I was brought up in neighborhoods where the toughest guy was the guy who got the most respect. And I was having to wade through armies of guys to get back home from school every day. It turns out that, as I grew up, I found that I wasn’t a bad athlete and I was real strong for my size. When I had to fight, I just got into it, because I got prestige from it. I’m not into hurting people; I’m not a sadist or anything. But I just like to win; I wanted to get praise for something. Anything.
Did you imagine a time when you and Crumb and the alternative side to comics would become so well known?
I thought it would be better known. I’m not exactly a household word yet. It took that movie to get some people to know me. I thought that alternative comics – once they got going back in the ’60s, there was going to be a big change in comics. Now that people saw you could do anything in comics, I thought comics were going to be transformed. I saw Crumb’s work, and it occurred to me that there’s no limit in what you can do in comics.
It took a while, as it turns out.
It’s happening way too slow. I’m pretty disappointed that at this point superheroes are still the most popular form of comic books. Regardless of my opinion of superhero comics, no subgenre should dominate a medium, like they dominate comics. That’s just ridiculous.
It got caught in a rut that it couldn’t get out of.
I thought everybody would realize that you could do this stuff with comics, and there would be all these good writers and illustrators that would just gravitate to comics. They’d say, “Wow, here’s a new area for us to work in,” you know. I was tickled pink when I realized, “My God, here I have a chance to be an innovator.” Like I discovered a field of gold or something.
When did you realize that it wasn’t the field of gold?
Well, it was and it wasn’t. I took a great deal of satisfaction from just writing the things that I did. And that made me feel really good. The thing that bothers me now is that it’s still not very lucrative, at least the kind of stuff that I do. And now I depend on the income that I get from comics.
How did you feel about being known as a movie character?

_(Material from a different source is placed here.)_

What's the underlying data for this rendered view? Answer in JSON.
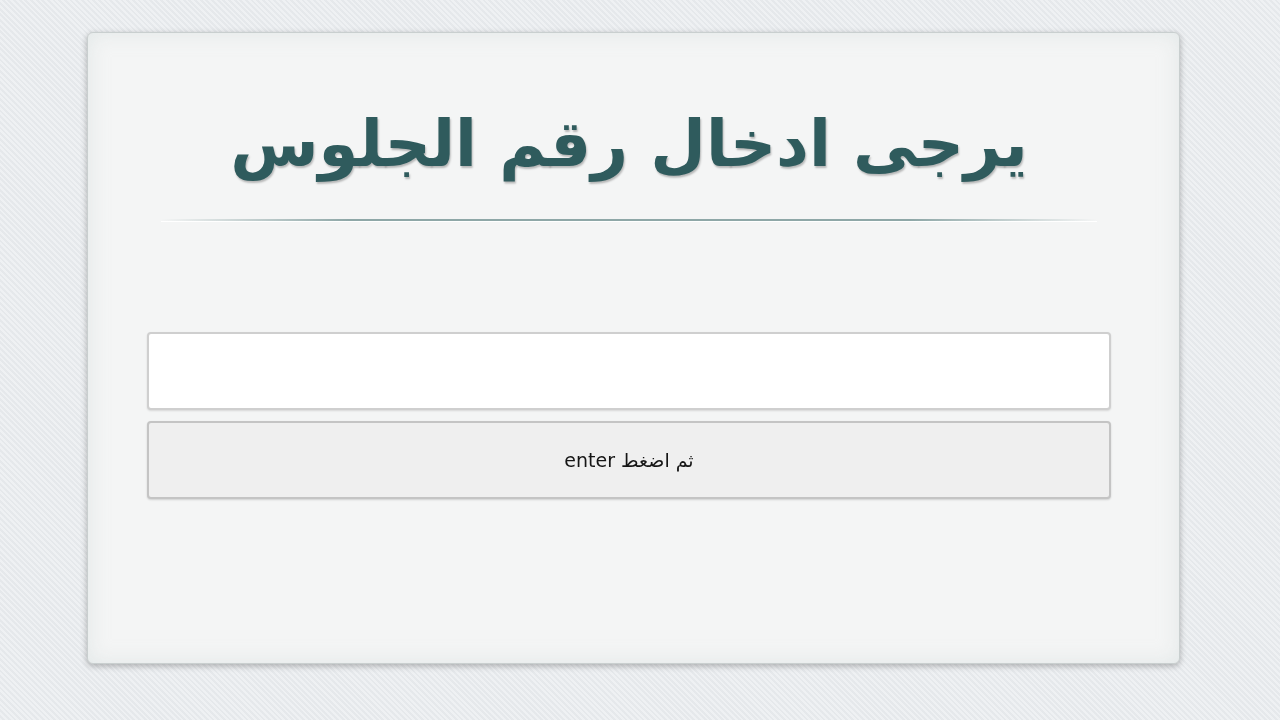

I’d rather they knew about my books. A lot of people have a lot of notions about me because of that movie that aren’t really true. That lovable-curmudgeon stuff is really starting to choke me. For a while, you couldn’t read my name without “curmudgeon” preceding it. They’re sort of laying off that a little bit now -- they’re switching over to “dyspeptic.”
Is that a step up?

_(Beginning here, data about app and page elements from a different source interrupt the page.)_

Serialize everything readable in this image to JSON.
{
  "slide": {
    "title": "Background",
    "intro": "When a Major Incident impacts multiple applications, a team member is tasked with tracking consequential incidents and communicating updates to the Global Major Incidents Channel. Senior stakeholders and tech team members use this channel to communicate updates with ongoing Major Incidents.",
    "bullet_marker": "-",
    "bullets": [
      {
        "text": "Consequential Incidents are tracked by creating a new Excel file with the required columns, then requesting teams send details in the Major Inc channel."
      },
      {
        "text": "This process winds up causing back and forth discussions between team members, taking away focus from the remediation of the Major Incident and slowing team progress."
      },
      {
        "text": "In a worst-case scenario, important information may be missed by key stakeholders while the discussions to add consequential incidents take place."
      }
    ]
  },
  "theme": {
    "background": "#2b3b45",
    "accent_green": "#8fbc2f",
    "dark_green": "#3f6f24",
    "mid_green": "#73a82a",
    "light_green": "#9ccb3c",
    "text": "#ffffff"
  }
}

I don’t know.
But were you generally happy with the movie?
Yeah, sure, I thought it was an excellent movie.
And you went to the Oscars?
I went to the Oscars. I went along, and tried to help promote the thing. It’s not my favorite thing to do. The Oscars were just a big drag. Who could possibly enjoy that? I mean, God!
When you were doing David Letterman’s show in the ’80s, you once came out to criticize General Electric on camera. That was a political act.
I’m real interested in politics, but I’m not an activist usually. That came about as a result of my realizing that I had nothing to lose by doing anything I wanted to do on the Letterman show. I wasn’t getting much money, my books weren’t selling. It was fine with me to try and make jokes with Letterman, try and create some humor on the show, but I didn’t particularly like being stereotyped as the parody of the rust-belt worker.
What are your feelings about politics right now?
I’m very disturbed that so many people are supporting George Bush that are being hurt by him. Like they’re masochists or something. They don’t benefit. They give rich people tax breaks, and poor people still love him. He’s just done everything wrong, and still he benefits. He obviously lied about Iraq, about the rationale for going in there, and they don’t care.
People are starting to care now.
I hope they do. And then the big thing to me is, we’ve got all this global warming – we’ve got all these serious problems. Even if we start with the best of intentions and spend a whole lot of money, we’re probably going to be in for a whole hell of a lot of trouble as a result of all that shit in the atmosphere. But it’s like Bush doesn’t even recognize it exists. I mean, how fucking stupid can you get?
Los Angeles CityBeat, November 24, 2005.
Illustration by Jordan Crane.